The discussion around the potential cuts to health care in Georgia—who is responsible, what will be cut and when—these questions are political and complicated. On the sidelines of this discussion are the individuals and families who fear what this will mean to their health, their families, and their ability to lead regular lives.
In Atlanta, community workers like Pastor Michael Sheppard, director of the men’s shelter Shepherd’s Inn, and social worker Pat Jones of My Sister’s House, a women’s shelter, devote their lives to helping people through hard times. But they cannot do it alone. They know that people with serious mental illness need continuity of care, and that access to anti-psychotic medications is critical to the safety of not just the individual, but entire communities. They, too, are scared of what this news will mean to the communities they serve.
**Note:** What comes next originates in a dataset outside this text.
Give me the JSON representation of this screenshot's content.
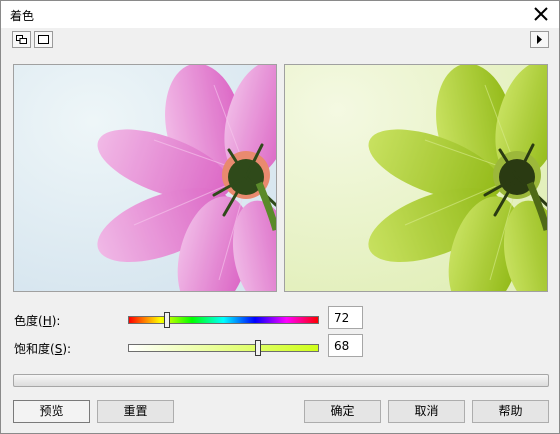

As the daughter of a man who suffers from schizophrenia, I know what this kind of news would mean to a family. I know how painful it would be to learn that your loved one may not be able to access their medication, or meet with their psychiatrist, or be provided with the stability of having a social worker in their life. I know categorically that without these supports my father may not be alive today.
I saw my father in the men and women I met and photographed in Atlanta. Many of the people in these photographs were not dealt an easy hand to begin with, and mental illness adds an enormous challenge. In spite of this, these mothers, fathers, daughters and sons are working hard to stay healthy, to support their families, and sometimes simply to survive another day.
Dawn Harris, a 33-year-old mother of seven who suffers from depression and related addictions, has enrolled herself in the year-long job placement and detox program at my Sister’s House. “I was tired of having my kids see me that way,” she said. I met her on day 29 of the program. She is committed to her recovery, stays late in class to make sure she has everything right, and works hard at her assigned kitchen chores before she picks up her kids from daycare.
Dawn is terrified of what these funding cuts might mean for the futures of her children, one of whom is autistic and three of whom suffer from trauma related to an abusive former partner she left. When asked about her hopes, Dawn said: “I want to show my kids what I haven’t shown them in the past, and what my mother couldn’t show me. I just want to be independent, and lead a normal life, and go to church.”
If these fiscal cuts occur, I am left wondering how this basic wish for good health and a simple life will be possible for all of the strong Americans I met in Atlanta.
I hope that for Dawn and her children her wishes can still come true.
Amanda Tétrault is a photographer from Montreal, Canada. She is the author of the photographic book “Phil and Me” (Trolley Books) and is an advocate for awareness of mental health issues and their impact on families, and on children living with mentally ill parents.